YOUR OBJECTIVE: Check every line of the entries that follow, and copy the ones containing "into".

THE DATA:
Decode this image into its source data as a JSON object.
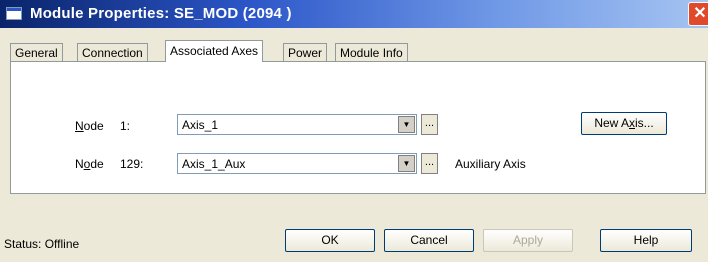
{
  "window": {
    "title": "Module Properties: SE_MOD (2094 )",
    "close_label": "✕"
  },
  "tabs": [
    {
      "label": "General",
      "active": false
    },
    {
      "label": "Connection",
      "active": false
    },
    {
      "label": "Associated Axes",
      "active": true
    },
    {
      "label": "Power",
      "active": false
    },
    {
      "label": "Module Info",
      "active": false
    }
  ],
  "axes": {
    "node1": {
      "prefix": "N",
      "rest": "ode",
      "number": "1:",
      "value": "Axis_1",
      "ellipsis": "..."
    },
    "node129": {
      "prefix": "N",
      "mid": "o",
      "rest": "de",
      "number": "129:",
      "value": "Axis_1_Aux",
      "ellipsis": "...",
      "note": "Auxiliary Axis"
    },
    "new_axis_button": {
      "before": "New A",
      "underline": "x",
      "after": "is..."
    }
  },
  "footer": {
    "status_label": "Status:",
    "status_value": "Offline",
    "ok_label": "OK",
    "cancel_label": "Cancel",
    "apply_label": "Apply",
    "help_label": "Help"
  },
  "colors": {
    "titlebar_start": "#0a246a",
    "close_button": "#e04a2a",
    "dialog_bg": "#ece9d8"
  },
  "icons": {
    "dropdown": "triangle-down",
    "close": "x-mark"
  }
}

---

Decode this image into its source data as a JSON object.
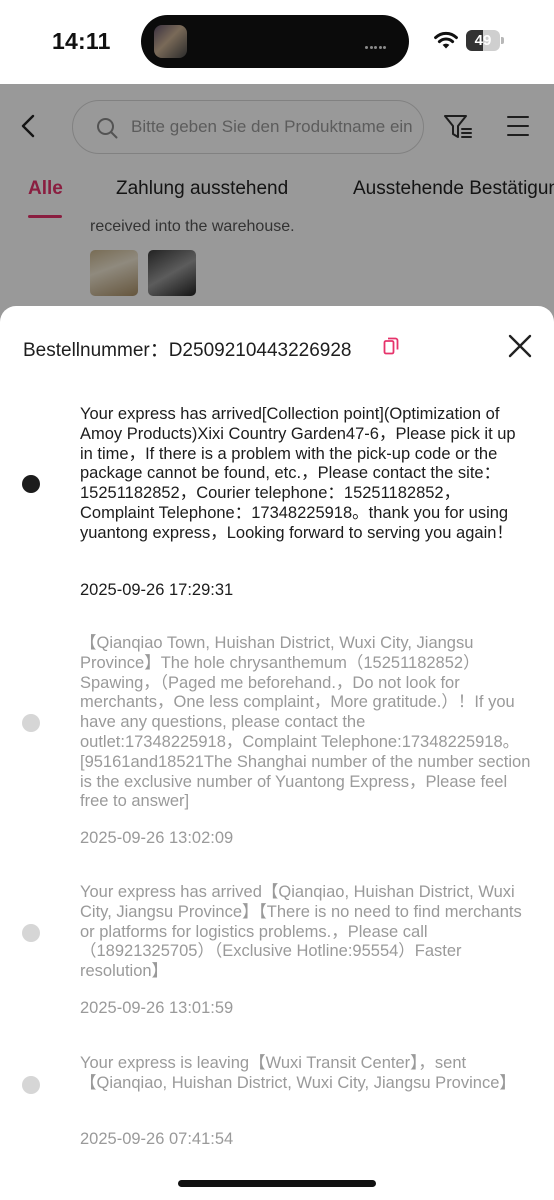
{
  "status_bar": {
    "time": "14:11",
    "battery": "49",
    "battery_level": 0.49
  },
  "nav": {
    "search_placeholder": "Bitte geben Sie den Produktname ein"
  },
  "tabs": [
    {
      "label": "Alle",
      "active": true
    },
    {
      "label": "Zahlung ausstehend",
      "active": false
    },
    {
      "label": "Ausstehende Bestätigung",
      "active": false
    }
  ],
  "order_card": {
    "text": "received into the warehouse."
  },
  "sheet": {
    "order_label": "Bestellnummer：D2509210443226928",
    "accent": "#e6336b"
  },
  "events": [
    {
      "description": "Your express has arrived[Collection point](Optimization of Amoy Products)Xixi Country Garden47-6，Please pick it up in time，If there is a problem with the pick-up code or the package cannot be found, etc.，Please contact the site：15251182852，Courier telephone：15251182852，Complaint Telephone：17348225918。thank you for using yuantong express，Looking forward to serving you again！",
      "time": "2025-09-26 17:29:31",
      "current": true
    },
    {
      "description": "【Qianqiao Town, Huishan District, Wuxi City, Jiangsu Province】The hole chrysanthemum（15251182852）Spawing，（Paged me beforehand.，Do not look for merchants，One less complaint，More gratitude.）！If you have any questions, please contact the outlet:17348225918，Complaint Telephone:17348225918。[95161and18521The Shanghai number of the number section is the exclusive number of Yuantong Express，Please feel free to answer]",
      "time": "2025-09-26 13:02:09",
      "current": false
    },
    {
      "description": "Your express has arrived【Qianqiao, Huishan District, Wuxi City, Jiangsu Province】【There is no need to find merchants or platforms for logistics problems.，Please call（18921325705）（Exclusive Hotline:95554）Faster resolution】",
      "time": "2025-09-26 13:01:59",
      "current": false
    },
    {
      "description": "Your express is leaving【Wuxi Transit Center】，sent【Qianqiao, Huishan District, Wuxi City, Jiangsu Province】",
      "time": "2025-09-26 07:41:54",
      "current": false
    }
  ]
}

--

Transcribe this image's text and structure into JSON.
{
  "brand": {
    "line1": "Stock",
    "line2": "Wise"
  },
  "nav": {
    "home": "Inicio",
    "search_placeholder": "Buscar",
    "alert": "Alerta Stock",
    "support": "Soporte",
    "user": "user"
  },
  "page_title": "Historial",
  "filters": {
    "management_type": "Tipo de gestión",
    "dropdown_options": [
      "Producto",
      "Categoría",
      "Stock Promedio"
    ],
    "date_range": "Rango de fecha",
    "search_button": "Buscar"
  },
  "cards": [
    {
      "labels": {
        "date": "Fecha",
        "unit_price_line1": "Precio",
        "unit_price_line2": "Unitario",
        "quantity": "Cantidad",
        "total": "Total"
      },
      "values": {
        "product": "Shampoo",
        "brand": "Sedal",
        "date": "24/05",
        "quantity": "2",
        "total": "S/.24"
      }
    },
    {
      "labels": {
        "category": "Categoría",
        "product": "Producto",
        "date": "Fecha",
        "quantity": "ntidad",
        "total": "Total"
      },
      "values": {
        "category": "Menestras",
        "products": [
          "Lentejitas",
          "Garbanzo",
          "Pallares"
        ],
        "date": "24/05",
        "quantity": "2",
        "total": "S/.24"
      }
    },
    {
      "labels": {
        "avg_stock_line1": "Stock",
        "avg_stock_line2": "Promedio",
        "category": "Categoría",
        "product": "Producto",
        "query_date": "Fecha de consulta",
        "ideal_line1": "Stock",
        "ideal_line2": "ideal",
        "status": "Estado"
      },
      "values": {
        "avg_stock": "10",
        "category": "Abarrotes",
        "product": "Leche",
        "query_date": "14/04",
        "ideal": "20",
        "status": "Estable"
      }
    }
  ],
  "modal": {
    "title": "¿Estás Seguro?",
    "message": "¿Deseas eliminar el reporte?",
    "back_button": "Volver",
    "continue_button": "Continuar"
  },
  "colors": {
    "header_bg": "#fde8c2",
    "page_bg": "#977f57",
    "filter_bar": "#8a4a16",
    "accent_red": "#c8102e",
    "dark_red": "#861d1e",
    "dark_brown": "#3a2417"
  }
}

WRITTEN SOLUTION:
Decode this image into its source data as a JSON object.
Decode this image into its source data as a JSON object.
    "text": "received into the warehouse."
Transcribe this image's text and structure into JSON.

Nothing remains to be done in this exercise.